* [What the exercise asks] List each line of the data that holds the string "title", please.

* [Data records]
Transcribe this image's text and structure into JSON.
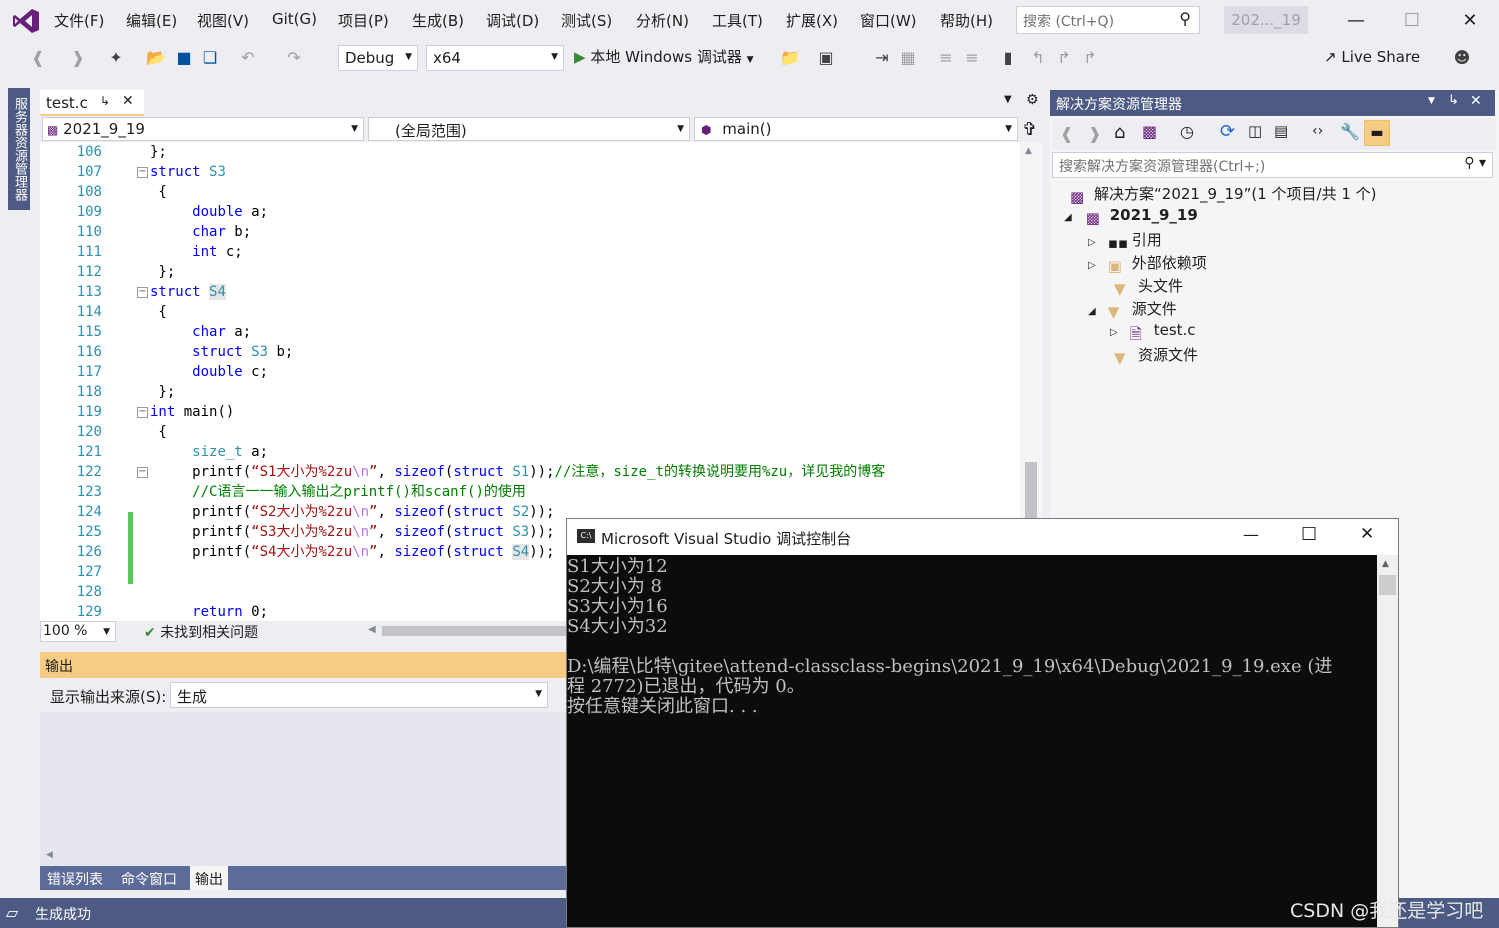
{
  "menu": {
    "items": [
      "文件(F)",
      "编辑(E)",
      "视图(V)",
      "Git(G)",
      "项目(P)",
      "生成(B)",
      "调试(D)",
      "测试(S)",
      "分析(N)",
      "工具(T)",
      "扩展(X)",
      "窗口(W)",
      "帮助(H)"
    ],
    "search_placeholder": "搜索 (Ctrl+Q)",
    "solution_badge": "202..._19"
  },
  "toolbar": {
    "config": "Debug",
    "platform": "x64",
    "run_label": "本地 Windows 调试器",
    "live_share": "Live Share"
  },
  "left_tab": "服务器资源管理器",
  "editor": {
    "tab_name": "test.c",
    "nav_project": "2021_9_19",
    "nav_scope": "(全局范围)",
    "nav_member": "main()",
    "zoom": "100 %",
    "issues": "未找到相关问题",
    "line_numbers": [
      "106",
      "107",
      "108",
      "109",
      "110",
      "111",
      "112",
      "113",
      "114",
      "115",
      "116",
      "117",
      "118",
      "119",
      "120",
      "121",
      "122",
      "123",
      "124",
      "125",
      "126",
      "127",
      "128",
      "129"
    ]
  },
  "output": {
    "title": "输出",
    "source_label": "显示输出来源(S):",
    "source_value": "生成"
  },
  "bottom_tabs": [
    "错误列表",
    "命令窗口",
    "输出"
  ],
  "status": {
    "text": "生成成功"
  },
  "solution_explorer": {
    "title": "解决方案资源管理器",
    "search_placeholder": "搜索解决方案资源管理器(Ctrl+;)",
    "solution": "解决方案“2021_9_19”(1 个项目/共 1 个)",
    "project": "2021_9_19",
    "items": [
      "引用",
      "外部依赖项",
      "头文件",
      "源文件",
      "test.c",
      "资源文件"
    ]
  },
  "console": {
    "title": "Microsoft Visual Studio 调试控制台",
    "lines": [
      "S1大小为12",
      "S2大小为 8",
      "S3大小为16",
      "S4大小为32",
      "",
      "D:\\编程\\比特\\gitee\\attend-classclass-begins\\2021_9_19\\x64\\Debug\\2021_9_19.exe (进",
      "程 2772)已退出，代码为 0。",
      "按任意键关闭此窗口. . ."
    ]
  },
  "watermark": "CSDN @我还是学习吧"
}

* [Output for this exercise]
    "title": "输出",
    "title": "解决方案资源管理器",
    "title": "Microsoft Visual Studio 调试控制台",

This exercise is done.